* _Exercise_
Filter the records below and copy every line containing the word "name".

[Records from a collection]
[Start of section]

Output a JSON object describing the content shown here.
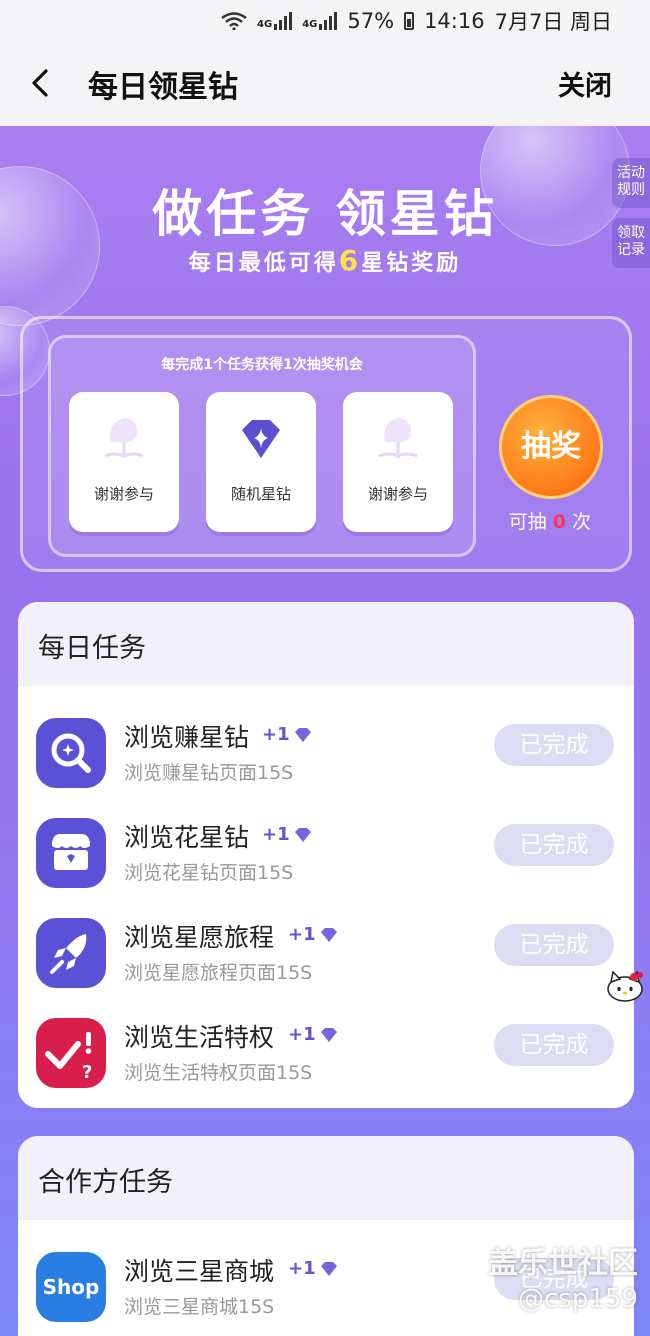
{
  "status_bar": {
    "network1": "4G",
    "network2": "4G",
    "battery": "57%",
    "time": "14:16",
    "date": "7月7日 周日"
  },
  "app_bar": {
    "title": "每日领星钻",
    "close_label": "关闭",
    "back_icon": "chevron-left-icon"
  },
  "hero": {
    "title": "做任务 领星钻",
    "subtitle_pre": "每日最低可得",
    "subtitle_num": "6",
    "subtitle_post": "星钻奖励",
    "side_tabs": [
      "活动规则",
      "领取记录"
    ]
  },
  "lottery": {
    "hint": "每完成1个任务获得1次抽奖机会",
    "prizes": [
      "谢谢参与",
      "随机星钻",
      "谢谢参与"
    ],
    "draw_label": "抽奖",
    "count_pre": "可抽",
    "count": "0",
    "count_post": "次"
  },
  "daily_tasks": {
    "heading": "每日任务",
    "items": [
      {
        "name": "浏览赚星钻",
        "reward": "+1",
        "desc": "浏览赚星钻页面15S",
        "status": "已完成",
        "icon": "search-icon"
      },
      {
        "name": "浏览花星钻",
        "reward": "+1",
        "desc": "浏览花星钻页面15S",
        "status": "已完成",
        "icon": "store-icon"
      },
      {
        "name": "浏览星愿旅程",
        "reward": "+1",
        "desc": "浏览星愿旅程页面15S",
        "status": "已完成",
        "icon": "rocket-icon"
      },
      {
        "name": "浏览生活特权",
        "reward": "+1",
        "desc": "浏览生活特权页面15S",
        "status": "已完成",
        "icon": "checklist-icon"
      }
    ]
  },
  "partner_tasks": {
    "heading": "合作方任务",
    "items": [
      {
        "name": "浏览三星商城",
        "reward": "+1",
        "desc": "浏览三星商城15S",
        "status": "已完成",
        "icon": "shop-icon",
        "icon_text": "Shop"
      }
    ]
  },
  "watermark": {
    "line1": "盖乐世社区",
    "line2": "@csp159"
  },
  "colors": {
    "accent": "#6a4fd0",
    "task_icon_bg": "#5a52d6",
    "life_icon_bg": "#d81e4a",
    "shop_icon_bg": "#2a7de1",
    "done_button": "#dcdcf2"
  }
}
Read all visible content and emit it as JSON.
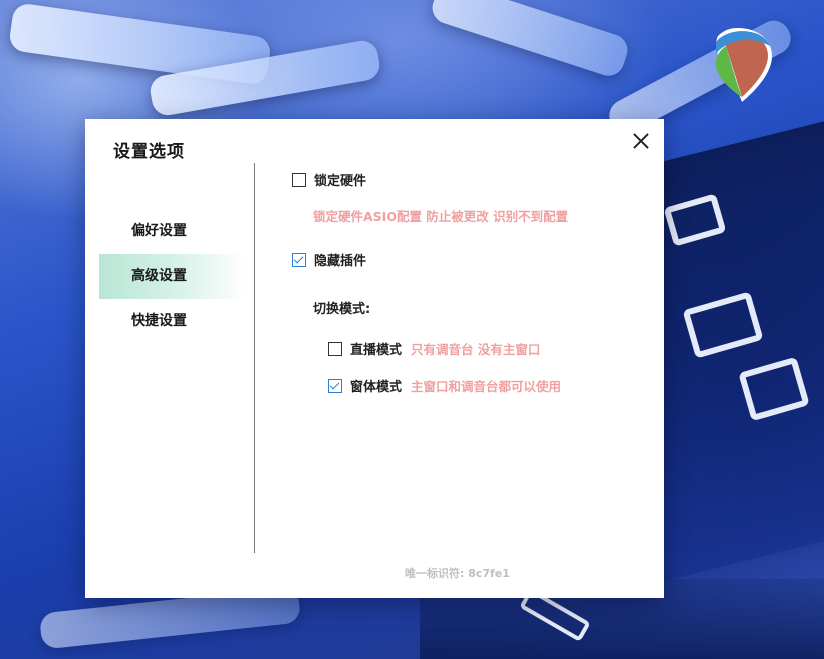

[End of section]

* _Your response_
        "name": "浏览赚星钻",
        "name": "浏览花星钻",
        "name": "浏览星愿旅程",
        "name": "浏览生活特权",
        "name": "浏览三星商城",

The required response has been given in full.